How Universal is Behavior? A Four Country Comparison of Spite and Cooperation in Voluntary Contribution Mechanisms
Tatsuyoshi Saijo () and
Arthur Schram ()
Public Choice, 2004, vol. 119, issue 3_4, pages 381-424
This paper studies behavior in experiments with a linear voluntary contributions mechanism for public goods conducted in Japan, the Netherlands, Spain and the U.S.A. The same experimental design was used in the four countries. Our `contribution function' design allows us to obtain a view of subjects' behavior from two complementary points of view. It yields information about situations where, in purely pecuniary terms, it is a dominant strategy to contribute all the endowment and about situations where it is a dominant strategy to contribute nothing. Our results show, first, that differences in behavior across countries are minor. We find that when people play `the same game' they behave similarly. Second, for all four countries our data are inconsistent with the explanation that subjects contribute only out of confusion. A common cooperative motivation is needed to explain the data.
References: Add references at CitEc
Citations View citations in EconPapers (37) Track citations by RSS feed
Downloads: (external link)
Access to full text is restricted to subscribers.
Working Paper: How Universal is Behavior? A Four Country Comparison of Spite and Cooperation in Voluntary Contribution Mechanisms (2003)
This item may be available elsewhere in EconPapers: Search for items with the same title.
Export reference: BibTeX
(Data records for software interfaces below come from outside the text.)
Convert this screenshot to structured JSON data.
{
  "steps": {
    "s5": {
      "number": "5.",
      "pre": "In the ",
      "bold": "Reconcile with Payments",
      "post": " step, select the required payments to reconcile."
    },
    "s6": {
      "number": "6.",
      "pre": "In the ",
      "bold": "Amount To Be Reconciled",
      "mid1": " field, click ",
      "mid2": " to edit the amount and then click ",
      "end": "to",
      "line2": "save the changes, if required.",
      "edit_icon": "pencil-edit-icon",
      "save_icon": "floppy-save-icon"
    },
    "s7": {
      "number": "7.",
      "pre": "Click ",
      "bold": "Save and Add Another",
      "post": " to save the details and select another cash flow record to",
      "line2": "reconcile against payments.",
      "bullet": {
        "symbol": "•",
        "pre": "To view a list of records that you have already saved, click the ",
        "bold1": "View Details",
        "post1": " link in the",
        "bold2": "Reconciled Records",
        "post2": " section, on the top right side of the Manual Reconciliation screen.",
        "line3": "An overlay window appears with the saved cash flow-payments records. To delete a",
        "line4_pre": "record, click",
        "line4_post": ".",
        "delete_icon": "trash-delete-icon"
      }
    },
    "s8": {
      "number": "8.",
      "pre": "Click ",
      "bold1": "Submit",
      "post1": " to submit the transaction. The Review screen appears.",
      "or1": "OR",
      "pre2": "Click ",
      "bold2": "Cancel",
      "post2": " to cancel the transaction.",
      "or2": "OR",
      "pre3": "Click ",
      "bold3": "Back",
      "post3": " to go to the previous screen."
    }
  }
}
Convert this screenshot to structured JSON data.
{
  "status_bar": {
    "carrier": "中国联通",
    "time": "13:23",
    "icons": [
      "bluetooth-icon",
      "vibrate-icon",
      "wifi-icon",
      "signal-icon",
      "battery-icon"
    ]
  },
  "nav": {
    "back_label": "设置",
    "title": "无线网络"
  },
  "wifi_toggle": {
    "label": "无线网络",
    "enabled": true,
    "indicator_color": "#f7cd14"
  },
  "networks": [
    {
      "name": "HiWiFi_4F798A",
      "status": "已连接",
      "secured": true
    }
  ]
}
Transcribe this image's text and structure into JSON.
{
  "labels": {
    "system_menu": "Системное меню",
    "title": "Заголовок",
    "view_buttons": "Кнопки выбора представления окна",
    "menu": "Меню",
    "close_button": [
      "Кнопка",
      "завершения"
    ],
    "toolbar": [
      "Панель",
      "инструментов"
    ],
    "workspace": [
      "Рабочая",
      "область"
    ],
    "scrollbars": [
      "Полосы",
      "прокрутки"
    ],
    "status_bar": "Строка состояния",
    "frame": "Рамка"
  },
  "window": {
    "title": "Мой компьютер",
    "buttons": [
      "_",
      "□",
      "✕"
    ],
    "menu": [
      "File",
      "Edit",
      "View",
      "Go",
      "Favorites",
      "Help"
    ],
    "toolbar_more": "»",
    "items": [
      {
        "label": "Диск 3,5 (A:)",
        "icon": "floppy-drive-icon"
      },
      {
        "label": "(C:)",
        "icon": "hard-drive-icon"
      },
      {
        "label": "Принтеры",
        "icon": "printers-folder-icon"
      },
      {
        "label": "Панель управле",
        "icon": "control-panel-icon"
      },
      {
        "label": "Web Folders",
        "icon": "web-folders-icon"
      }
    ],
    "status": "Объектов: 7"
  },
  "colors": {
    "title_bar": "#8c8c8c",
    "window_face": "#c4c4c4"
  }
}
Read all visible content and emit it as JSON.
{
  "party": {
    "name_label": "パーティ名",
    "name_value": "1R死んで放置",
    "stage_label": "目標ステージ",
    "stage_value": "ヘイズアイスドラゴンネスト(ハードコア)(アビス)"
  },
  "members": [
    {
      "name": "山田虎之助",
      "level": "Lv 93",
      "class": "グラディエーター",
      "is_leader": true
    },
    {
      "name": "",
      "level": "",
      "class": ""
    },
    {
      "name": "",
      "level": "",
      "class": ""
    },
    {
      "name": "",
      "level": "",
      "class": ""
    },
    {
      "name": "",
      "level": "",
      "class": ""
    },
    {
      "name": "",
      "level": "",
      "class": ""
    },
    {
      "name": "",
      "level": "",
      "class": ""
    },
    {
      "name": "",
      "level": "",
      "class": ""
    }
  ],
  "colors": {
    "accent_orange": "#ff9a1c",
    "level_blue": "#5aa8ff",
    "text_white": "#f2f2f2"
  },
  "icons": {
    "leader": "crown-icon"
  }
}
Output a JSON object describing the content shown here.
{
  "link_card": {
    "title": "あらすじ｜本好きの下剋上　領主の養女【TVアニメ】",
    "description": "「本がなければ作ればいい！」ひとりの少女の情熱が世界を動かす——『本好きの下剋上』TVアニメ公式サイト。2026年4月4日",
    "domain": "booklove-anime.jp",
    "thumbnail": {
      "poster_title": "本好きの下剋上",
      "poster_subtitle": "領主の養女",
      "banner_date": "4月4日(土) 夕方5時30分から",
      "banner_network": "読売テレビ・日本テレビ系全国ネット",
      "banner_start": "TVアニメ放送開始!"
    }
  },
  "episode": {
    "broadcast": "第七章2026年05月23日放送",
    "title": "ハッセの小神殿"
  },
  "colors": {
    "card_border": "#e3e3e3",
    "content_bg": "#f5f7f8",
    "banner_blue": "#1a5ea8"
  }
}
RIS (EndNote, ProCite, RefMan)
Persistent link: http://EconPapers.repec.org/RePEc:kap:pubcho:v:119:y:2004:i:3_4:p:381-424
Ordering information: This journal article can be ordered from
http://www.springer. ... ce/journal/11127/PS2
Access Statistics for this article
Public Choice is currently edited by WIlliam F. Shughart II
More articles in Public Choice from Springer
Series data maintained by Sonal Shukla ().